- Goal of the exercise: In the records, each line holding "text" must be reported.

- Given information:
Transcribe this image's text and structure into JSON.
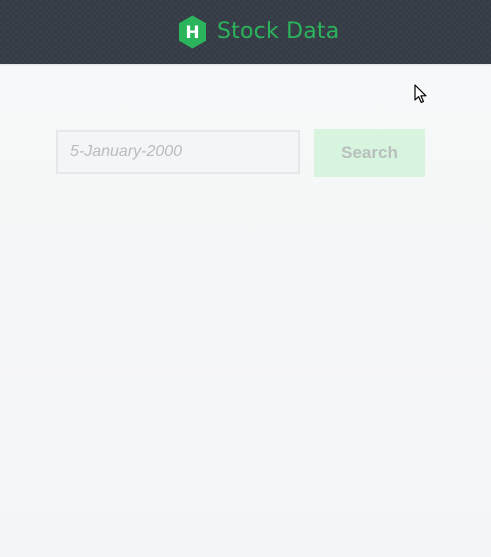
{
  "header": {
    "title": "Stock Data",
    "logo_letter": "H",
    "logo_icon": "hexagon-logo-icon",
    "accent": "#2bb45b"
  },
  "search": {
    "date_placeholder": "5-January-2000",
    "date_value": "",
    "button_label": "Search",
    "button_color": "#d7f4de"
  },
  "cursor": {
    "icon": "mouse-pointer-icon"
  }
}
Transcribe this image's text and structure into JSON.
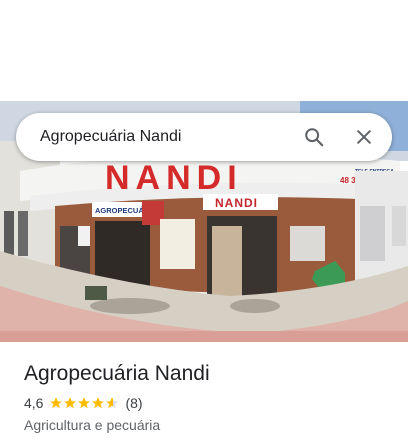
{
  "search": {
    "query": "Agropecuária Nandi"
  },
  "icons": {
    "search": "search-icon",
    "close": "close-icon"
  },
  "photo": {
    "sign_main": "NANDI",
    "sign_left": "AGROPECUÁRIA",
    "sign_center": "NANDI",
    "sign_right_1": "TELE-ENTREGA",
    "sign_right_2": "48 3626-0807"
  },
  "place": {
    "name": "Agropecuária Nandi",
    "rating": "4,6",
    "rating_value": 4.6,
    "review_count": "(8)",
    "category": "Agricultura e pecuária"
  },
  "colors": {
    "star": "#fbbc04",
    "star_empty": "#dadce0",
    "text": "#202124"
  }
}
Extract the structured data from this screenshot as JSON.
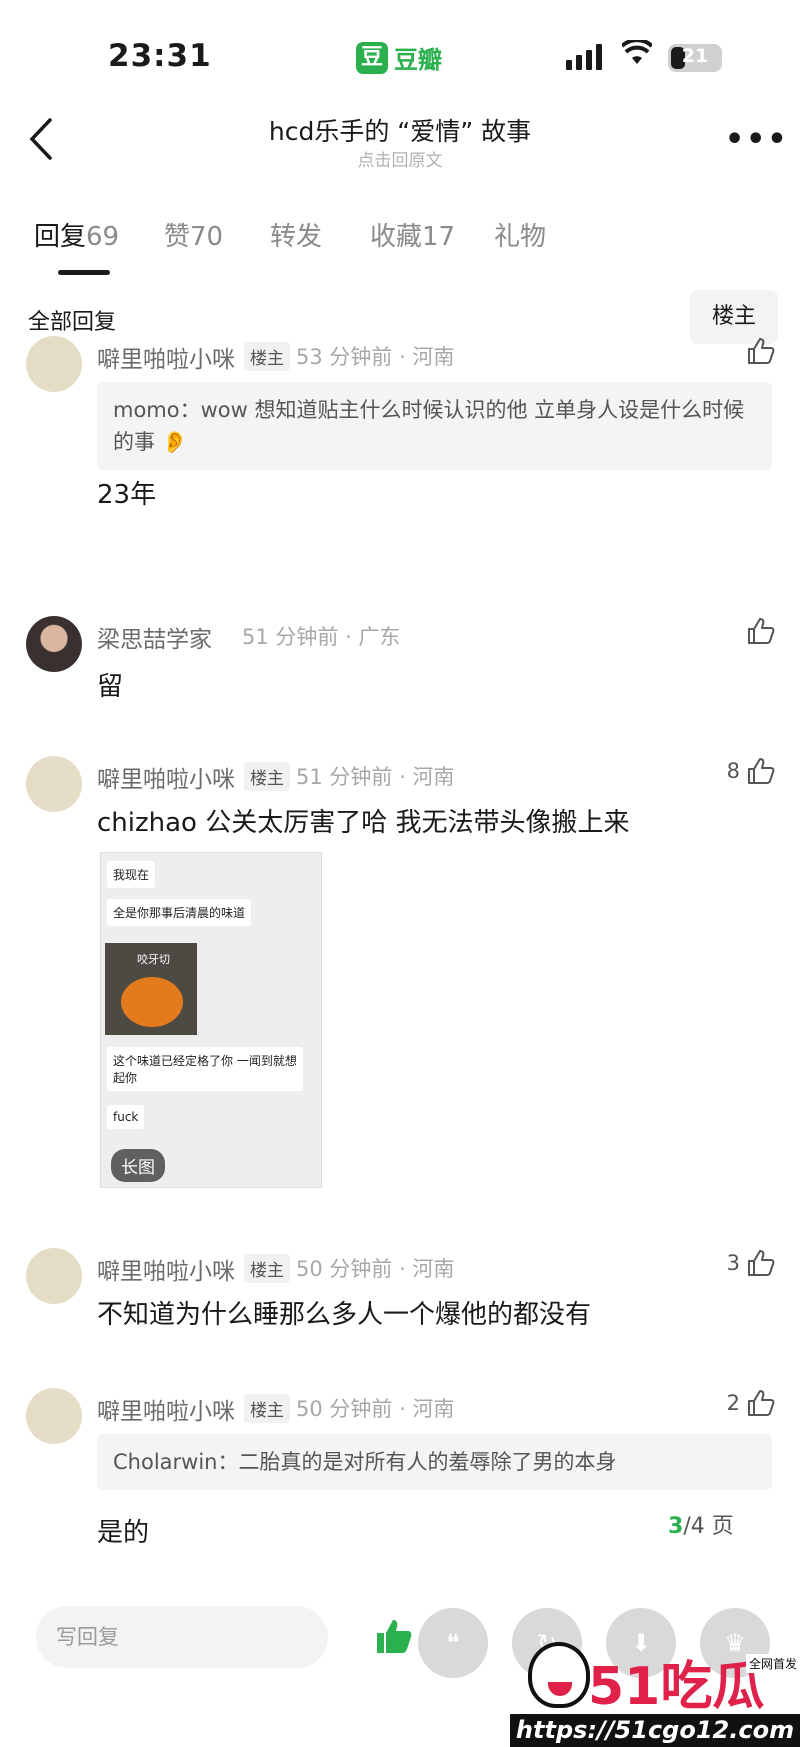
{
  "status_bar": {
    "time": "23:31",
    "app_icon_char": "豆",
    "app_name": "豆瓣",
    "battery": "21"
  },
  "header": {
    "title": "hcd乐手的 “爱情” 故事",
    "subtitle": "点击回原文"
  },
  "tabs": [
    {
      "label": "回复",
      "count": "69"
    },
    {
      "label": "赞",
      "count": "70"
    },
    {
      "label": "转发",
      "count": ""
    },
    {
      "label": "收藏",
      "count": "17"
    },
    {
      "label": "礼物",
      "count": ""
    }
  ],
  "section": {
    "title": "全部回复",
    "op_filter": "楼主"
  },
  "comments": [
    {
      "name": "噼里啪啦小咪",
      "op_badge": "楼主",
      "meta": "53 分钟前 · 河南",
      "likes": "",
      "quote": "momo：wow 想知道贴主什么时候认识的他 立单身人设是什么时候的事 👂",
      "text": "23年"
    },
    {
      "name": "梁思喆学家",
      "op_badge": "",
      "meta": "51 分钟前 · 广东",
      "likes": "",
      "text": "留"
    },
    {
      "name": "噼里啪啦小咪",
      "op_badge": "楼主",
      "meta": "51 分钟前 · 河南",
      "likes": "8",
      "text": "chizhao 公关太厉害了哈 我无法带头像搬上来",
      "image": {
        "line1": "我现在",
        "line2": "全是你那事后清晨的味道",
        "caption": "咬牙切",
        "line3": "这个味道已经定格了你 一闻到就想起你",
        "line4": "fuck",
        "badge": "长图"
      }
    },
    {
      "name": "噼里啪啦小咪",
      "op_badge": "楼主",
      "meta": "50 分钟前 · 河南",
      "likes": "3",
      "text": "不知道为什么睡那么多人一个爆他的都没有"
    },
    {
      "name": "噼里啪啦小咪",
      "op_badge": "楼主",
      "meta": "50 分钟前 · 河南",
      "likes": "2",
      "quote": "Cholarwin：二胎真的是对所有人的羞辱除了男的本身",
      "text": "是的"
    }
  ],
  "pager": {
    "current": "3",
    "total": "/4 页"
  },
  "bottom_bar": {
    "reply_placeholder": "写回复"
  },
  "watermark": {
    "logo": "51吃瓜",
    "tag": "全网首发",
    "url": "https://51cgo12.com"
  }
}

- Answer box:
Transcribe this image's text and structure into JSON.
Transcribe this image's text and structure into JSON.
    "text": "#202124"
      "text": "23年"
      "text": "留"
      "text": "chizhao 公关太厉害了哈 我无法带头像搬上来",
      "text": "不知道为什么睡那么多人一个爆他的都没有"
      "text": "是的"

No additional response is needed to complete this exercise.